If your activity doesn't generate a profit - the IRS most likley will classify it as not for profit or hobby. If an activity is not for profit, losses from that activity may not be used to offset other income. Deductions for hobby activities are claimed as itemized deductions on Schedule A (Form 1040).
However in some situations - it is possible that more than two years needed for the business to become profitable. That will be your responsibility to proof that.
In order to make this determination - following factors should be used for distinguishing hobby vs. business activities:
Does the time and effort put into the activity indicate an intention to make a profit?
Does the taxpayer depend on income from the activity?
If there are losses, are they due to circumstances beyond the taxpayer's control or did they occur in the start-up phase of the business?

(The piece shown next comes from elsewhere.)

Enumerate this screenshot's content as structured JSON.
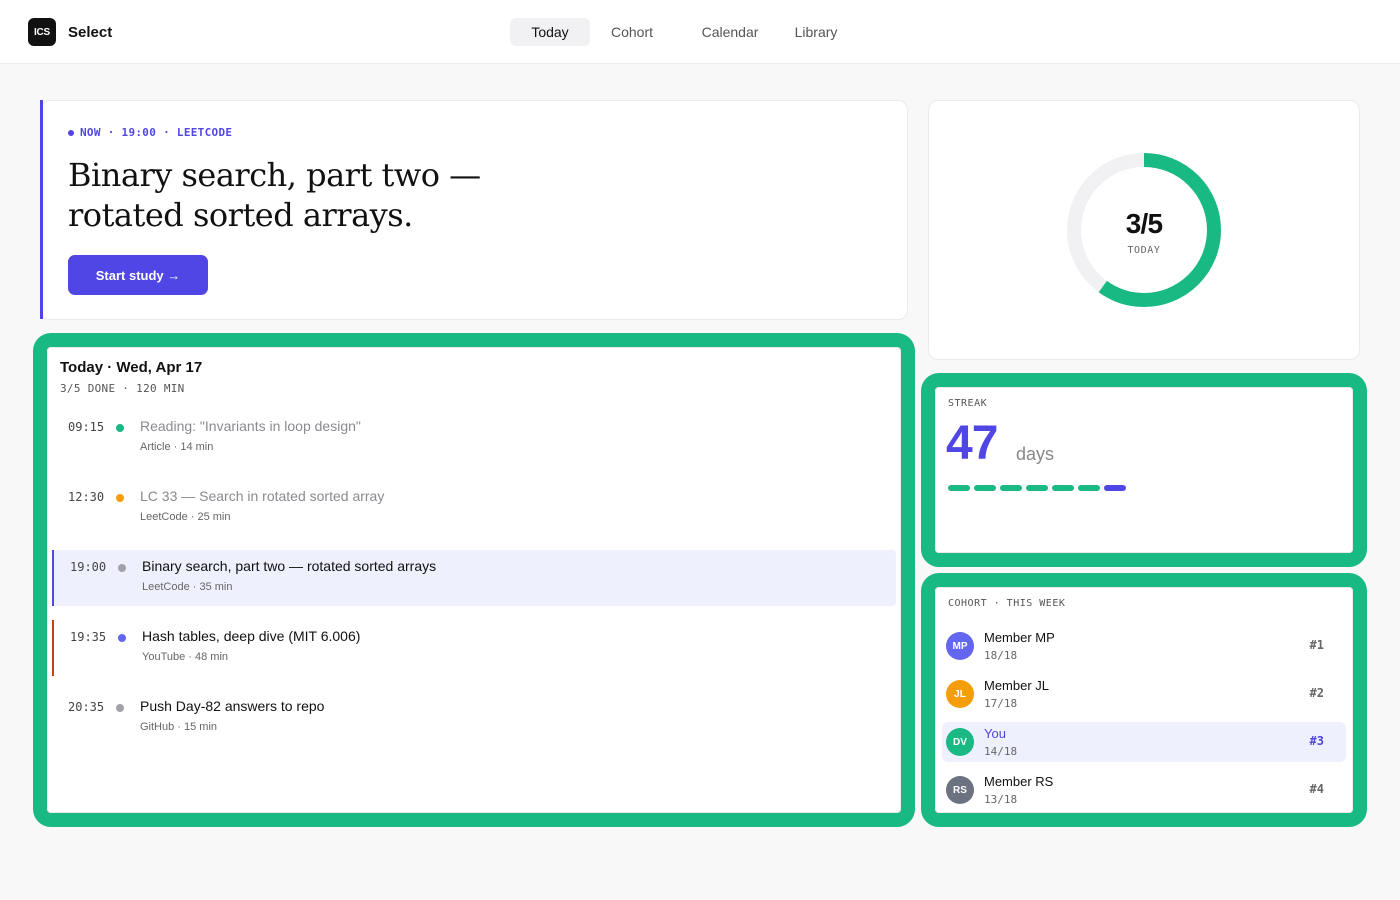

Has the taxpayer changed methods of operation to improve profitability?
Does the taxpayer or his/her advisors have the knowledge needed to carry on the activity as a successful business?
Has the taxpayer made a profit in similar activities in the past?
Does the activity make a profit in some years?
Can the taxpayer expect to make a profit in the future from the appreciation of assets used in the activity?
So depending on your specific situation it is possible to have business losses more than two years, but again - we are in the gray area - and you might want to avoid possible litigation.
Please let me know if you any help or clarification.
Thanks,My understanding is that for Corporation C
the IRS has said 3-5 rule does NOT apply..is that correct?
The issue is that C-corporations generally may not pass losses to shareholders - so if the C-corporation has losses they are not used to offset other income and there is no reason to determine if its activities are carried on for profit or not.
Right - that confirms my understanding , thanks